— What is needed —
Return the records in full, exactly as given.

──────── Source information ────────

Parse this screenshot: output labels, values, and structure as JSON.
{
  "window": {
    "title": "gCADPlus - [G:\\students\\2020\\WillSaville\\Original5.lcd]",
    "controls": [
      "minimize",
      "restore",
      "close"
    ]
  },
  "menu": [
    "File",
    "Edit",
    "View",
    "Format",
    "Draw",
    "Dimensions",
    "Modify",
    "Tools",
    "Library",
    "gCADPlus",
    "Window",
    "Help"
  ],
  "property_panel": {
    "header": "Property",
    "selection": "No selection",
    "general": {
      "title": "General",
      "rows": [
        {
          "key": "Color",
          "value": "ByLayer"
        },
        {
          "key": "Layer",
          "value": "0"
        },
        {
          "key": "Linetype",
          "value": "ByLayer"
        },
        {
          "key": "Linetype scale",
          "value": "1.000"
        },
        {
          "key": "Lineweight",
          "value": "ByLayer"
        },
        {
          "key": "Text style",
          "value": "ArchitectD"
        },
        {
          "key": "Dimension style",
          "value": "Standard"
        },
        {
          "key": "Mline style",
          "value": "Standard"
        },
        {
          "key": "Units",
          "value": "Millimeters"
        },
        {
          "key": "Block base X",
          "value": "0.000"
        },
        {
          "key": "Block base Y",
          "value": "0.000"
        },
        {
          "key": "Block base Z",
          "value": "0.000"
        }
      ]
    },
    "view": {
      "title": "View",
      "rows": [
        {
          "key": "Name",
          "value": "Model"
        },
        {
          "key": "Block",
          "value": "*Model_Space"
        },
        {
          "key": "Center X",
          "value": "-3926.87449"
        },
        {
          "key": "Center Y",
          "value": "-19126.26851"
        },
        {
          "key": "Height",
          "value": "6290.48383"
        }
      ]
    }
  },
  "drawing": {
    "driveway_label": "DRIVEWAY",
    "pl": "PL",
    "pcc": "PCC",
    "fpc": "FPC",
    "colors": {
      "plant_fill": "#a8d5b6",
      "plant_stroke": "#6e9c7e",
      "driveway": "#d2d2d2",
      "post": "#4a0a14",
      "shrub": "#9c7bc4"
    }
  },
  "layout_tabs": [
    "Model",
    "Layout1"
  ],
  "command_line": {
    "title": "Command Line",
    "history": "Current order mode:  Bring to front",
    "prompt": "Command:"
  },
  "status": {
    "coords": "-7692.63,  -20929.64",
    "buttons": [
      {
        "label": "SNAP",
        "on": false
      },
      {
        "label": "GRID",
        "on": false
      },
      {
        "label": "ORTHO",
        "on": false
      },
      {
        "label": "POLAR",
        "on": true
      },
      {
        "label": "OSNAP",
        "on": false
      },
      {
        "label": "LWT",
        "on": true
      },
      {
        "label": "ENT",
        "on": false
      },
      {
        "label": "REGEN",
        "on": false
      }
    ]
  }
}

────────

— Answer box —
Parse this screenshot: output labels, values, and structure as JSON.
{
  "window": {
    "title": "gCADPlus - [G:\\students\\2020\\WillSaville\\Original5.lcd]",
    "controls": [
      "minimize",
      "restore",
      "close"
    ]
  },
  "menu": [
    "File",
    "Edit",
    "View",
    "Format",
    "Draw",
    "Dimensions",
    "Modify",
    "Tools",
    "Library",
    "gCADPlus",
    "Window",
    "Help"
  ],
  "property_panel": {
    "header": "Property",
    "selection": "No selection",
    "general": {
      "title": "General",
      "rows": [
        {
          "key": "Color",
          "value": "ByLayer"
        },
        {
          "key": "Layer",
          "value": "0"
        },
        {
          "key": "Linetype",
          "value": "ByLayer"
        },
        {
          "key": "Linetype scale",
          "value": "1.000"
        },
        {
          "key": "Lineweight",
          "value": "ByLayer"
        },
        {
          "key": "Text style",
          "value": "ArchitectD"
        },
        {
          "key": "Dimension style",
          "value": "Standard"
        },
        {
          "key": "Mline style",
          "value": "Standard"
        },
        {
          "key": "Units",
          "value": "Millimeters"
        },
        {
          "key": "Block base X",
          "value": "0.000"
        },
        {
          "key": "Block base Y",
          "value": "0.000"
        },
        {
          "key": "Block base Z",
          "value": "0.000"
        }
      ]
    },
    "view": {
      "title": "View",
      "rows": [
        {
          "key": "Name",
          "value": "Model"
        },
        {
          "key": "Block",
          "value": "*Model_Space"
        },
        {
          "key": "Center X",
          "value": "-3926.87449"
        },
        {
          "key": "Center Y",
          "value": "-19126.26851"
        },
        {
          "key": "Height",
          "value": "6290.48383"
        }
      ]
    }
  },
  "drawing": {
    "driveway_label": "DRIVEWAY",
    "pl": "PL",
    "pcc": "PCC",
    "fpc": "FPC",
    "colors": {
      "plant_fill": "#a8d5b6",
      "plant_stroke": "#6e9c7e",
      "driveway": "#d2d2d2",
      "post": "#4a0a14",
      "shrub": "#9c7bc4"
    }
  },
  "layout_tabs": [
    "Model",
    "Layout1"
  ],
  "command_line": {
    "title": "Command Line",
    "history": "Current order mode:  Bring to front",
    "prompt": "Command:"
  },
  "status": {
    "coords": "-7692.63,  -20929.64",
    "buttons": [
      {
        "label": "SNAP",
        "on": false
      },
      {
        "label": "GRID",
        "on": false
      },
      {
        "label": "ORTHO",
        "on": false
      },
      {
        "label": "POLAR",
        "on": true
      },
      {
        "label": "OSNAP",
        "on": false
      },
      {
        "label": "LWT",
        "on": true
      },
      {
        "label": "ENT",
        "on": false
      },
      {
        "label": "REGEN",
        "on": false
      }
    ]
  }
}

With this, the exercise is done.